(Given information begins)

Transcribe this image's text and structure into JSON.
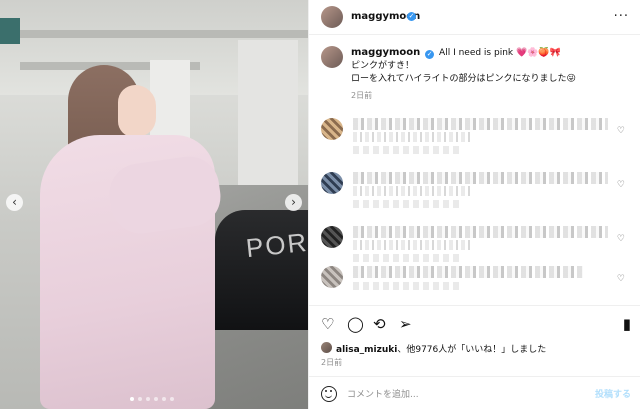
{
  "header": {
    "username": "maggymoon"
  },
  "caption": {
    "username": "maggymoon",
    "line1": "All I need is pink 💗🌸🍑🎀",
    "line2": "ピンクがすき！",
    "line3": "ローを入れてハイライトの部分はピンクになりました😜",
    "age": "2日前"
  },
  "comments": [
    {
      "blurred": true
    },
    {
      "blurred": true
    },
    {
      "blurred": true
    },
    {
      "blurred": true
    }
  ],
  "likes": {
    "first_user": "alisa_mizuki",
    "rest": "、他9776人が「いいね！」しました",
    "age": "2日前"
  },
  "footer": {
    "placeholder": "コメントを追加...",
    "post": "投稿する"
  },
  "icons": {
    "prev": "chevron-left-icon",
    "next": "chevron-right-icon",
    "like": "heart-icon",
    "comment": "comment-icon",
    "share": "share-icon",
    "send": "send-icon",
    "save": "bookmark-icon",
    "emoji": "emoji-icon",
    "more": "more-icon"
  }
}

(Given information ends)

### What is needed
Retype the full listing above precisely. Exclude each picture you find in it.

### Task response
Transcribe this image's text and structure into JSON.
{
  "header": {
    "username": "maggymoon"
  },
  "caption": {
    "username": "maggymoon",
    "line1": "All I need is pink 💗🌸🍑🎀",
    "line2": "ピンクがすき！",
    "line3": "ローを入れてハイライトの部分はピンクになりました😜",
    "age": "2日前"
  },
  "comments": [
    {
      "blurred": true
    },
    {
      "blurred": true
    },
    {
      "blurred": true
    },
    {
      "blurred": true
    }
  ],
  "likes": {
    "first_user": "alisa_mizuki",
    "rest": "、他9776人が「いいね！」しました",
    "age": "2日前"
  },
  "footer": {
    "placeholder": "コメントを追加...",
    "post": "投稿する"
  },
  "icons": {
    "prev": "chevron-left-icon",
    "next": "chevron-right-icon",
    "like": "heart-icon",
    "comment": "comment-icon",
    "share": "share-icon",
    "send": "send-icon",
    "save": "bookmark-icon",
    "emoji": "emoji-icon",
    "more": "more-icon"
  }
}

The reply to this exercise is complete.